AXN is full of action indeed. Close in the heels of the launch of the ‘The Man’s World Show’, the channel has announced the Asian edition of ‘The Amazing Race’. Meanwhile, ‘CSI Miami’ has been bringing some good numbers for the channel too.
From February 15, 2006 to March 15, 2006, AXN is on the lookout for participants to join ‘The Amazing Race Asia’, the very first ‘made in Asia for Asia’ version of ‘The Amazing Race’.
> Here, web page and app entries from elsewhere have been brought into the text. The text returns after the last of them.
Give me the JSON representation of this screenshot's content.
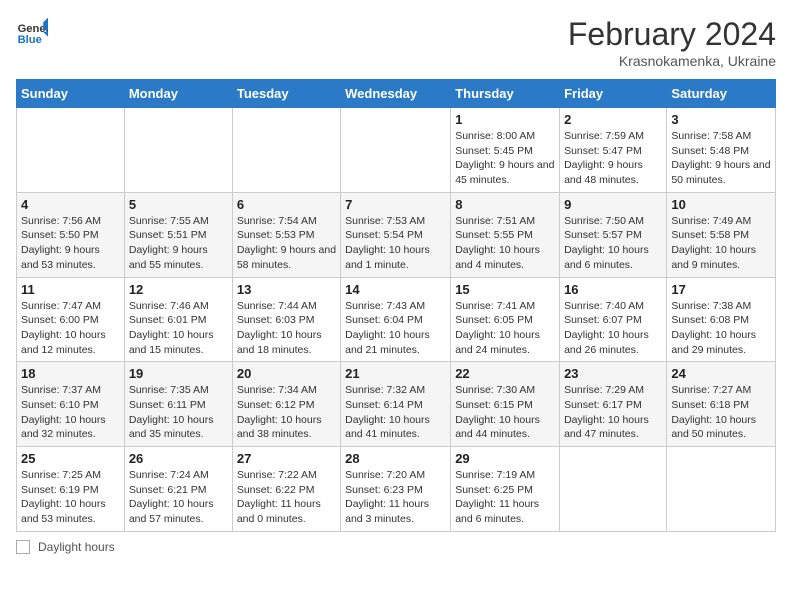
{
  "header": {
    "logo_general": "General",
    "logo_blue": "Blue",
    "month_title": "February 2024",
    "location": "Krasnokamenka, Ukraine"
  },
  "days_of_week": [
    "Sunday",
    "Monday",
    "Tuesday",
    "Wednesday",
    "Thursday",
    "Friday",
    "Saturday"
  ],
  "weeks": [
    [
      {
        "day": "",
        "info": ""
      },
      {
        "day": "",
        "info": ""
      },
      {
        "day": "",
        "info": ""
      },
      {
        "day": "",
        "info": ""
      },
      {
        "day": "1",
        "info": "Sunrise: 8:00 AM\nSunset: 5:45 PM\nDaylight: 9 hours and 45 minutes."
      },
      {
        "day": "2",
        "info": "Sunrise: 7:59 AM\nSunset: 5:47 PM\nDaylight: 9 hours and 48 minutes."
      },
      {
        "day": "3",
        "info": "Sunrise: 7:58 AM\nSunset: 5:48 PM\nDaylight: 9 hours and 50 minutes."
      }
    ],
    [
      {
        "day": "4",
        "info": "Sunrise: 7:56 AM\nSunset: 5:50 PM\nDaylight: 9 hours and 53 minutes."
      },
      {
        "day": "5",
        "info": "Sunrise: 7:55 AM\nSunset: 5:51 PM\nDaylight: 9 hours and 55 minutes."
      },
      {
        "day": "6",
        "info": "Sunrise: 7:54 AM\nSunset: 5:53 PM\nDaylight: 9 hours and 58 minutes."
      },
      {
        "day": "7",
        "info": "Sunrise: 7:53 AM\nSunset: 5:54 PM\nDaylight: 10 hours and 1 minute."
      },
      {
        "day": "8",
        "info": "Sunrise: 7:51 AM\nSunset: 5:55 PM\nDaylight: 10 hours and 4 minutes."
      },
      {
        "day": "9",
        "info": "Sunrise: 7:50 AM\nSunset: 5:57 PM\nDaylight: 10 hours and 6 minutes."
      },
      {
        "day": "10",
        "info": "Sunrise: 7:49 AM\nSunset: 5:58 PM\nDaylight: 10 hours and 9 minutes."
      }
    ],
    [
      {
        "day": "11",
        "info": "Sunrise: 7:47 AM\nSunset: 6:00 PM\nDaylight: 10 hours and 12 minutes."
      },
      {
        "day": "12",
        "info": "Sunrise: 7:46 AM\nSunset: 6:01 PM\nDaylight: 10 hours and 15 minutes."
      },
      {
        "day": "13",
        "info": "Sunrise: 7:44 AM\nSunset: 6:03 PM\nDaylight: 10 hours and 18 minutes."
      },
      {
        "day": "14",
        "info": "Sunrise: 7:43 AM\nSunset: 6:04 PM\nDaylight: 10 hours and 21 minutes."
      },
      {
        "day": "15",
        "info": "Sunrise: 7:41 AM\nSunset: 6:05 PM\nDaylight: 10 hours and 24 minutes."
      },
      {
        "day": "16",
        "info": "Sunrise: 7:40 AM\nSunset: 6:07 PM\nDaylight: 10 hours and 26 minutes."
      },
      {
        "day": "17",
        "info": "Sunrise: 7:38 AM\nSunset: 6:08 PM\nDaylight: 10 hours and 29 minutes."
      }
    ],
    [
      {
        "day": "18",
        "info": "Sunrise: 7:37 AM\nSunset: 6:10 PM\nDaylight: 10 hours and 32 minutes."
      },
      {
        "day": "19",
        "info": "Sunrise: 7:35 AM\nSunset: 6:11 PM\nDaylight: 10 hours and 35 minutes."
      },
      {
        "day": "20",
        "info": "Sunrise: 7:34 AM\nSunset: 6:12 PM\nDaylight: 10 hours and 38 minutes."
      },
      {
        "day": "21",
        "info": "Sunrise: 7:32 AM\nSunset: 6:14 PM\nDaylight: 10 hours and 41 minutes."
      },
      {
        "day": "22",
        "info": "Sunrise: 7:30 AM\nSunset: 6:15 PM\nDaylight: 10 hours and 44 minutes."
      },
      {
        "day": "23",
        "info": "Sunrise: 7:29 AM\nSunset: 6:17 PM\nDaylight: 10 hours and 47 minutes."
      },
      {
        "day": "24",
        "info": "Sunrise: 7:27 AM\nSunset: 6:18 PM\nDaylight: 10 hours and 50 minutes."
      }
    ],
    [
      {
        "day": "25",
        "info": "Sunrise: 7:25 AM\nSunset: 6:19 PM\nDaylight: 10 hours and 53 minutes."
      },
      {
        "day": "26",
        "info": "Sunrise: 7:24 AM\nSunset: 6:21 PM\nDaylight: 10 hours and 57 minutes."
      },
      {
        "day": "27",
        "info": "Sunrise: 7:22 AM\nSunset: 6:22 PM\nDaylight: 11 hours and 0 minutes."
      },
      {
        "day": "28",
        "info": "Sunrise: 7:20 AM\nSunset: 6:23 PM\nDaylight: 11 hours and 3 minutes."
      },
      {
        "day": "29",
        "info": "Sunrise: 7:19 AM\nSunset: 6:25 PM\nDaylight: 11 hours and 6 minutes."
      },
      {
        "day": "",
        "info": ""
      },
      {
        "day": "",
        "info": ""
      }
    ]
  ],
  "footer": {
    "legend_label": "Daylight hours"
  }
}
Elaborating on this, Ricky Ow, General Manager of SPE Networks, Asia, said, “‘The Amazing Race Asia’ fulfils the aspirations of millions of die-hard Asian fans, offering viewers in Asia the chance of a lifetime to be part of the Race. The series is AXN’s biggest original production initiative till date, and will span the width of our footprint in Asia not only in terms of production efforts, but also in terms of the level of participation by Asians, the overall sales and marketing, advertising and promotion campaign for this show. I am proud to say that ‘The Amazing Race Asia’ will truly be a production made in Asia for Asians.”
Meanwhile, ‘CSI: Miami’ has topped global free-to-air chart. AXN has been airing the CSI series. An official communiqué quoted that new research published showed that ‘CSI: Miami’ was the biggest hit on a global scale in 2005, followed by ‘Lost’ and ‘Desperate Housewives’.
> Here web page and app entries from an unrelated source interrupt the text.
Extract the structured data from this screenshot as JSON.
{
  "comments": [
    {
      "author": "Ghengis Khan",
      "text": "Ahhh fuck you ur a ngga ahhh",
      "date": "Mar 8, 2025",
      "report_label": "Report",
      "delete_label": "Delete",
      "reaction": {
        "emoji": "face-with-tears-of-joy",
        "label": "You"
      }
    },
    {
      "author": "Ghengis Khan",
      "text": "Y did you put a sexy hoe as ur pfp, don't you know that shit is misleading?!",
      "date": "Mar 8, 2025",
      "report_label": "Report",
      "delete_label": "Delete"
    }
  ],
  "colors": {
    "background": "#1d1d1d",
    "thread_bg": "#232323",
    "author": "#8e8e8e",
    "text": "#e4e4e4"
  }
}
Global TV Acquisitions, a new report from Informa Telecoms and Media, provides a unique analysis of the broadcast rights market worldwide. The report ranked top three FTA TV Series in 2005 in the order of ‘CSI: Miami’, ‘Lost’ and ‘Desperate Housewives’ in third place. This was based on the number of times programme was listed in year-end ‘top 10’ rankings worldwide.
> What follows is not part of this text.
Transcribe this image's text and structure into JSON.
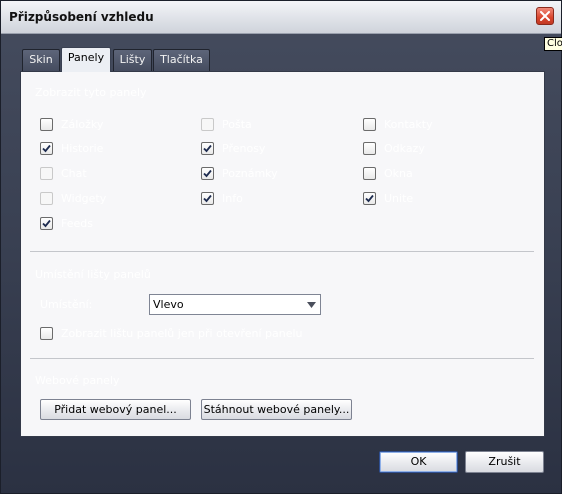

Global TV Acquisitions has found that broadcast rights for film, sport and TV formats and series together generate some $40 billion in revenues globally each year. According to Adam Thomas, the report’s author, “The rights market has now returned to some stability following the collapse of Kirch, which sent shockwaves through the business. That upheaval, combined with the demise of the network premiere, has radically altered the prices being paid for content and the types of deals being struck. Free-to-air channels now prefer to buy single titles, rather than sign up to output deals which bundle in mediocre content of little interest to their viewers.”